» ASSIGNED TASK: Nothing but the records beneath, reproduced exactly, should appear in the answer.

» WORKING DATA:
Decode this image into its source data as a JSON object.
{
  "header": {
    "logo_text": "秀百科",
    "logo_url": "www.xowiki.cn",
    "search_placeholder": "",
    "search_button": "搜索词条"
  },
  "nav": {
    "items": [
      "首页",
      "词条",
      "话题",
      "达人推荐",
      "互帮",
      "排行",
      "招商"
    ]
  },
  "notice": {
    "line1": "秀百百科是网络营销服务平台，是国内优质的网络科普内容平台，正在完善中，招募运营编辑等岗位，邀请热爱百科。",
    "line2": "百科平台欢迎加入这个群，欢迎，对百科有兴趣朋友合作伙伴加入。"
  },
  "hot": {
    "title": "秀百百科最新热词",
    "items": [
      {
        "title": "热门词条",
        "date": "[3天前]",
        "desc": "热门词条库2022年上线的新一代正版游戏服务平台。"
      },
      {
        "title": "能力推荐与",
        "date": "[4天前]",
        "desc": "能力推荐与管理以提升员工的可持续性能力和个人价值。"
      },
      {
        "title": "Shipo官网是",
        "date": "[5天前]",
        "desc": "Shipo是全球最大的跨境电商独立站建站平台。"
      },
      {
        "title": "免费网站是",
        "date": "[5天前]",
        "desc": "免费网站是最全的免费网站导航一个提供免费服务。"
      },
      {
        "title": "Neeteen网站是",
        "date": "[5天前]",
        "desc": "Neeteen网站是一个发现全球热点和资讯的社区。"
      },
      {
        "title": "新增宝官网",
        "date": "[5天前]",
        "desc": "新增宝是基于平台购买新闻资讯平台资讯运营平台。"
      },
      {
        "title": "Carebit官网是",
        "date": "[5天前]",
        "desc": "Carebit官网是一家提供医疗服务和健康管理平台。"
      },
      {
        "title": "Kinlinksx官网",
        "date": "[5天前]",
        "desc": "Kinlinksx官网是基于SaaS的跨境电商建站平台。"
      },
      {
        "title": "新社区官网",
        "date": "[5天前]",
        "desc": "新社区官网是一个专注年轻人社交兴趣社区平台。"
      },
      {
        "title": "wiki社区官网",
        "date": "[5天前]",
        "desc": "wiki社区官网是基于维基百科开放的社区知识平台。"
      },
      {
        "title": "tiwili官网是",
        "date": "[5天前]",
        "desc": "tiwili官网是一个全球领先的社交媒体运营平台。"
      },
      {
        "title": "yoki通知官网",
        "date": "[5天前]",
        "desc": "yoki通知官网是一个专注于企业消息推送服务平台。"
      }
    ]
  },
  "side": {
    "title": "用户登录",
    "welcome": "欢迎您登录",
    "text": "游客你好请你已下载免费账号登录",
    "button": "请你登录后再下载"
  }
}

» EXERCISE ANSWER:
Decode this image into its source data as a JSON object.
{
  "header": {
    "logo_text": "秀百科",
    "logo_url": "www.xowiki.cn",
    "search_placeholder": "",
    "search_button": "搜索词条"
  },
  "nav": {
    "items": [
      "首页",
      "词条",
      "话题",
      "达人推荐",
      "互帮",
      "排行",
      "招商"
    ]
  },
  "notice": {
    "line1": "秀百百科是网络营销服务平台，是国内优质的网络科普内容平台，正在完善中，招募运营编辑等岗位，邀请热爱百科。",
    "line2": "百科平台欢迎加入这个群，欢迎，对百科有兴趣朋友合作伙伴加入。"
  },
  "hot": {
    "title": "秀百百科最新热词",
    "items": [
      {
        "title": "热门词条",
        "date": "[3天前]",
        "desc": "热门词条库2022年上线的新一代正版游戏服务平台。"
      },
      {
        "title": "能力推荐与",
        "date": "[4天前]",
        "desc": "能力推荐与管理以提升员工的可持续性能力和个人价值。"
      },
      {
        "title": "Shipo官网是",
        "date": "[5天前]",
        "desc": "Shipo是全球最大的跨境电商独立站建站平台。"
      },
      {
        "title": "免费网站是",
        "date": "[5天前]",
        "desc": "免费网站是最全的免费网站导航一个提供免费服务。"
      },
      {
        "title": "Neeteen网站是",
        "date": "[5天前]",
        "desc": "Neeteen网站是一个发现全球热点和资讯的社区。"
      },
      {
        "title": "新增宝官网",
        "date": "[5天前]",
        "desc": "新增宝是基于平台购买新闻资讯平台资讯运营平台。"
      },
      {
        "title": "Carebit官网是",
        "date": "[5天前]",
        "desc": "Carebit官网是一家提供医疗服务和健康管理平台。"
      },
      {
        "title": "Kinlinksx官网",
        "date": "[5天前]",
        "desc": "Kinlinksx官网是基于SaaS的跨境电商建站平台。"
      },
      {
        "title": "新社区官网",
        "date": "[5天前]",
        "desc": "新社区官网是一个专注年轻人社交兴趣社区平台。"
      },
      {
        "title": "wiki社区官网",
        "date": "[5天前]",
        "desc": "wiki社区官网是基于维基百科开放的社区知识平台。"
      },
      {
        "title": "tiwili官网是",
        "date": "[5天前]",
        "desc": "tiwili官网是一个全球领先的社交媒体运营平台。"
      },
      {
        "title": "yoki通知官网",
        "date": "[5天前]",
        "desc": "yoki通知官网是一个专注于企业消息推送服务平台。"
      }
    ]
  },
  "side": {
    "title": "用户登录",
    "welcome": "欢迎您登录",
    "text": "游客你好请你已下载免费账号登录",
    "button": "请你登录后再下载"
  }
}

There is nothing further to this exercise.